BEGIN RECORD EXCERPTS

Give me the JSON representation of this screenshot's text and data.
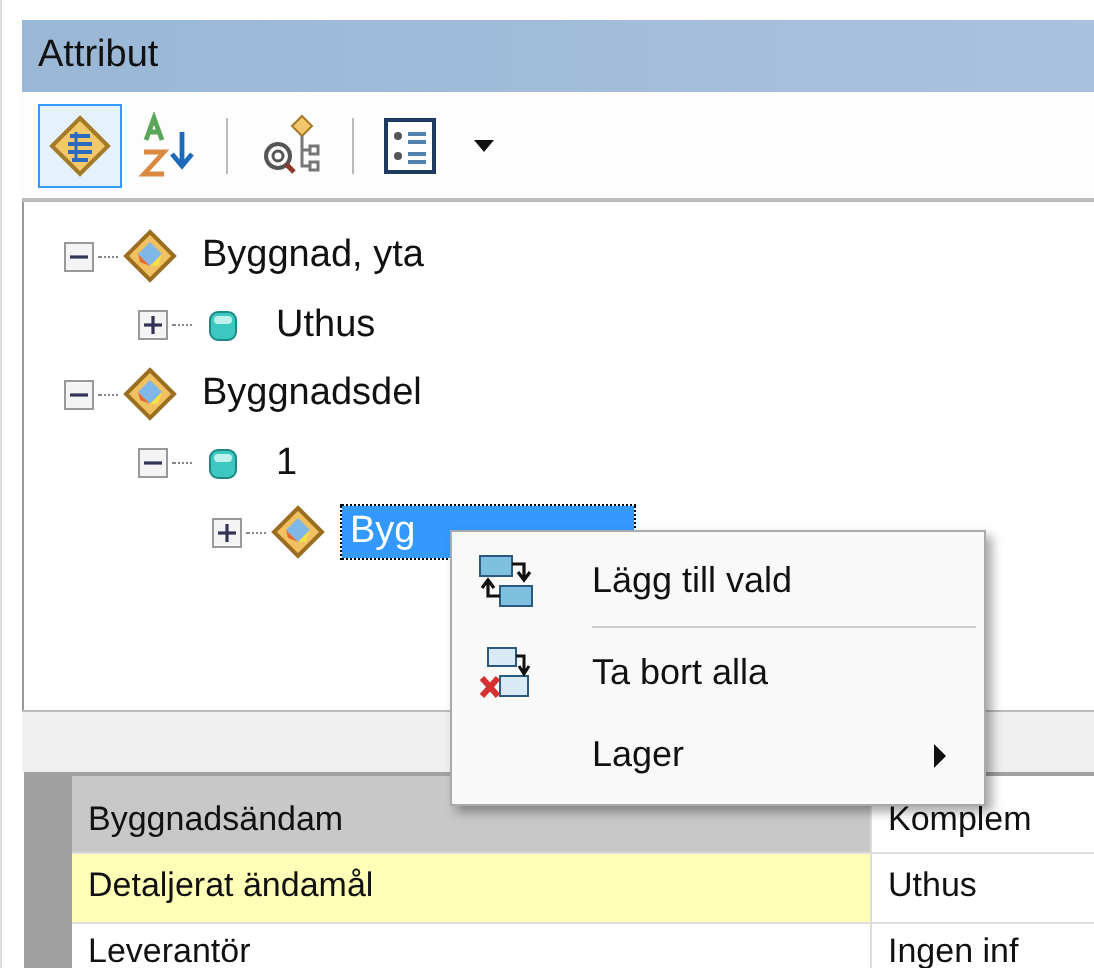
{
  "panel": {
    "title": "Attribut"
  },
  "toolbar": [
    {
      "kind": "attributes",
      "selected": true
    },
    {
      "kind": "sort",
      "selected": false
    },
    {
      "kind": "separator"
    },
    {
      "kind": "locate",
      "selected": false
    },
    {
      "kind": "separator"
    },
    {
      "kind": "list",
      "selected": false
    },
    {
      "kind": "dropdown",
      "selected": false
    }
  ],
  "tree": [
    {
      "label": "Byggnad, yta",
      "kind": "layer",
      "expanded": true,
      "selected": false,
      "children": [
        {
          "label": "Uthus",
          "kind": "feature",
          "expanded": false,
          "selected": false
        }
      ]
    },
    {
      "label": "Byggnadsdel",
      "kind": "layer",
      "expanded": true,
      "selected": false,
      "children": [
        {
          "label": "1",
          "kind": "feature",
          "expanded": true,
          "selected": false,
          "children": [
            {
              "label": "Byg",
              "kind": "layer",
              "expanded": false,
              "selected": true
            }
          ]
        }
      ]
    }
  ],
  "context_menu": [
    {
      "label": "Lägg till vald",
      "kind": "add"
    },
    {
      "kind": "separator"
    },
    {
      "label": "Ta bort alla",
      "kind": "remove"
    },
    {
      "label": "Lager",
      "kind": "submenu"
    }
  ],
  "properties": [
    {
      "name": "Byggnadsändam",
      "value": "Komplem",
      "selected": false
    },
    {
      "name": "Detaljerat ändamål",
      "value": "Uthus",
      "selected": true
    },
    {
      "name": "Leverantör",
      "value": "Ingen inf",
      "selected": false
    }
  ]
}
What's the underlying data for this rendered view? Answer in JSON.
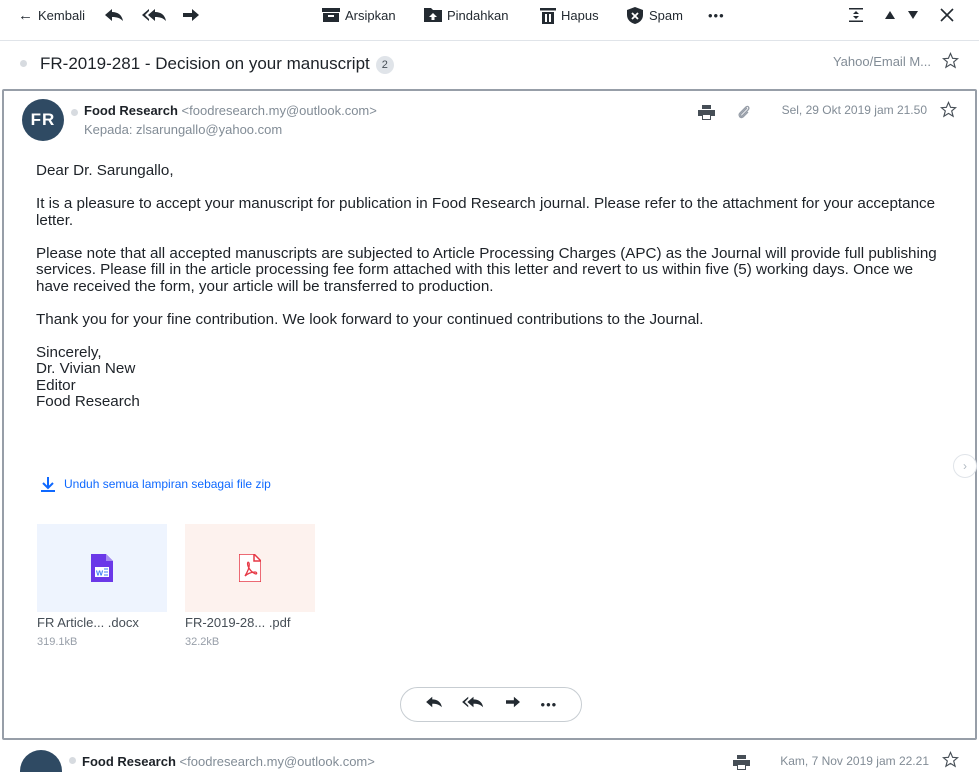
{
  "toolbar": {
    "back_label": "Kembali",
    "archive_label": "Arsipkan",
    "move_label": "Pindahkan",
    "delete_label": "Hapus",
    "spam_label": "Spam",
    "more_label": "•••"
  },
  "thread": {
    "subject": "FR-2019-281 - Decision on your manuscript",
    "count": "2",
    "folder": "Yahoo/Email M..."
  },
  "message1": {
    "avatar_initials": "FR",
    "sender_name": "Food Research",
    "sender_email": "<foodresearch.my@outlook.com>",
    "to": "Kepada: zlsarungallo@yahoo.com",
    "date": "Sel, 29 Okt 2019 jam 21.50",
    "body": {
      "greeting": "Dear Dr. Sarungallo,",
      "p1": "It is a pleasure to accept your manuscript for publication in Food Research journal. Please refer to the attachment for your acceptance letter.",
      "p2": "Please note that all accepted manuscripts are subjected to Article Processing Charges (APC) as the Journal will provide full publishing services. Please fill in the article processing fee form attached with this letter and revert to us within five (5) working days. Once we have received the form, your article will be transferred to production.",
      "p3": "Thank you for your fine contribution. We look forward to your continued contributions to the Journal.",
      "sign1": "Sincerely,",
      "sign2": "Dr. Vivian New",
      "sign3": "Editor",
      "sign4": "Food Research"
    },
    "download_zip": "Unduh semua lampiran sebagai file zip",
    "attachments": [
      {
        "name": "FR Article... .docx",
        "size": "319.1kB",
        "type": "word"
      },
      {
        "name": "FR-2019-28... .pdf",
        "size": "32.2kB",
        "type": "pdf"
      }
    ]
  },
  "message2": {
    "sender_name": "Food Research",
    "sender_email": "<foodresearch.my@outlook.com>",
    "date": "Kam, 7 Nov 2019 jam 22.21"
  },
  "colors": {
    "accent": "#0f69ff",
    "avatar_bg": "#2f4a63",
    "muted": "#828c96"
  }
}
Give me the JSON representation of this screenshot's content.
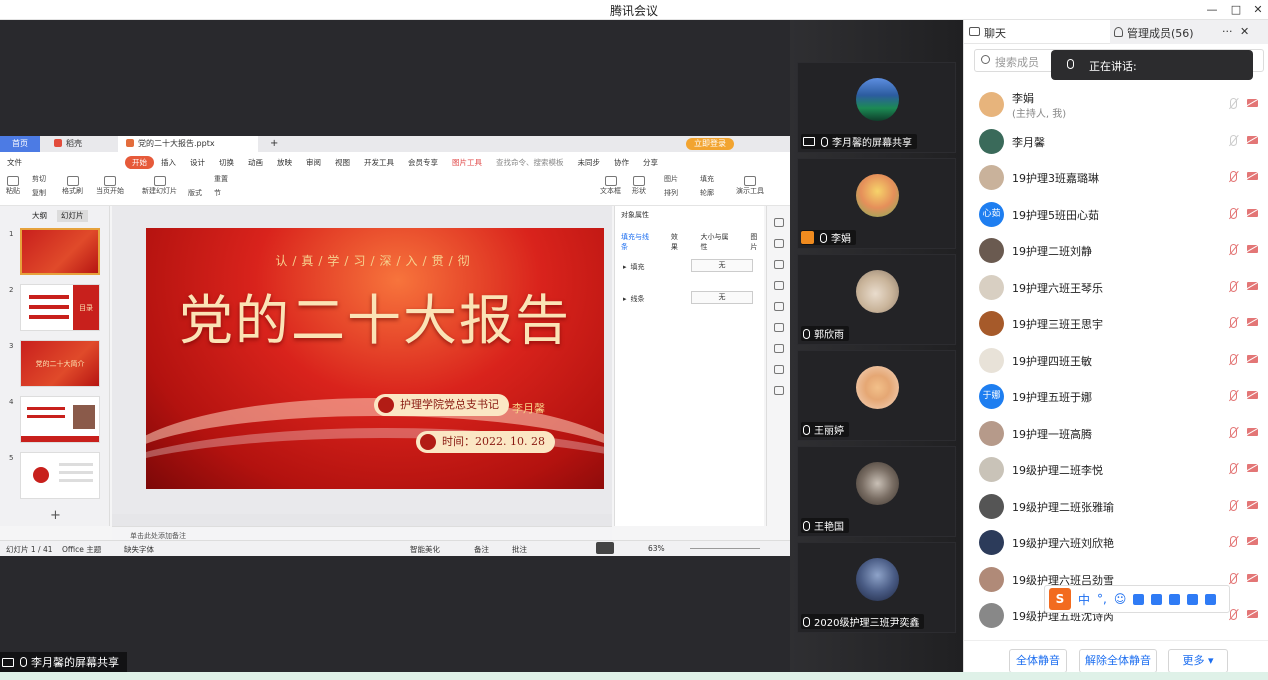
{
  "window": {
    "title": "腾讯会议",
    "controls": [
      "—",
      "□",
      "✕"
    ]
  },
  "stage": {
    "share_label": "李月馨的屏幕共享"
  },
  "ppt": {
    "tabs": {
      "home": "首页",
      "wps": "稻壳",
      "doc": "党的二十大报告.pptx"
    },
    "menu": [
      "文件",
      "开始",
      "插入",
      "设计",
      "切换",
      "动画",
      "放映",
      "审阅",
      "视图",
      "开发工具",
      "会员专享",
      "图片工具"
    ],
    "menu_search": "查找命令、搜索模板",
    "menu_right": [
      "未同步",
      "协作",
      "分享"
    ],
    "login_label": "立即登录",
    "ribbon": [
      "粘贴",
      "剪切",
      "复制",
      "格式刷",
      "当页开始",
      "新建幻灯片",
      "版式",
      "节",
      "重置",
      "文本框",
      "形状",
      "图片",
      "排列",
      "轮廓",
      "填充",
      "演示工具"
    ],
    "outline_tabs": [
      "大纲",
      "幻灯片"
    ],
    "thumb_numbers": [
      "1",
      "2",
      "3",
      "4",
      "5"
    ],
    "thumb_captions": {
      "t2": "目录",
      "t3": "党的二十大简介"
    },
    "slide": {
      "subtitle": "认/真/学/习/深/入/贯/彻",
      "title": "党的二十大报告",
      "presenter_role": "护理学院党总支书记",
      "presenter_name": "李月馨",
      "date": "时间：2022. 10. 28"
    },
    "props": {
      "header": "对象属性",
      "tabs": [
        "填充与线条",
        "效果",
        "大小与属性",
        "图片"
      ],
      "fill_label": "填充",
      "fill_value": "无",
      "line_label": "线条",
      "line_value": "无"
    },
    "notes_placeholder": "单击此处添加备注",
    "status": {
      "slide_count": "幻灯片 1 / 41",
      "theme": "Office 主题",
      "font": "缺失字体",
      "beautify": "智能美化",
      "notes": "备注",
      "comments": "批注",
      "zoom": "63%"
    }
  },
  "tiles": [
    {
      "name": "李月馨的屏幕共享"
    },
    {
      "name": "李娟"
    },
    {
      "name": "郭欣雨"
    },
    {
      "name": "王丽婷"
    },
    {
      "name": "王艳国"
    },
    {
      "name": "2020级护理三班尹奕鑫"
    }
  ],
  "panel": {
    "chat_tab": "聊天",
    "members_tab": "管理成员(56)",
    "search_placeholder": "搜索成员",
    "speaking_label": "正在讲话:",
    "members": [
      {
        "name": "李娟",
        "sub": "(主持人, 我)",
        "avatar": "#e7b47c"
      },
      {
        "name": "李月馨",
        "avatar": "#3a6a5a"
      },
      {
        "name": "19护理3班嘉璐琳",
        "avatar": "#c9b29b"
      },
      {
        "name": "19护理5班田心茹",
        "avatar": "#1e7ef0",
        "initials": "心茹"
      },
      {
        "name": "19护理二班刘静",
        "avatar": "#6a5a50"
      },
      {
        "name": "19护理六班王琴乐",
        "avatar": "#d8cfc2"
      },
      {
        "name": "19护理三班王思宇",
        "avatar": "#a65a2a"
      },
      {
        "name": "19护理四班王敏",
        "avatar": "#e8e2d8"
      },
      {
        "name": "19护理五班于娜",
        "avatar": "#1e7ef0",
        "initials": "于娜"
      },
      {
        "name": "19护理一班高腾",
        "avatar": "#b69a8a"
      },
      {
        "name": "19级护理二班李悦",
        "avatar": "#c9c3b8"
      },
      {
        "name": "19级护理二班张雅瑜",
        "avatar": "#555"
      },
      {
        "name": "19级护理六班刘欣艳",
        "avatar": "#2c3b5a"
      },
      {
        "name": "19级护理六班吕劲雪",
        "avatar": "#b08a78"
      },
      {
        "name": "19级护理五班沈诗芮",
        "avatar": "#888"
      }
    ],
    "ime_lang": "中",
    "buttons": {
      "mute_all": "全体静音",
      "unmute_all": "解除全体静音",
      "more": "更多 ▾"
    }
  }
}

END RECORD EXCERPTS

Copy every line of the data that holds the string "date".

    "date": "Sel, 29 Okt 2019 jam 21.50",
    "date": "Kam, 7 Nov 2019 jam 22.21"
      "date": "时间：2022. 10. 28"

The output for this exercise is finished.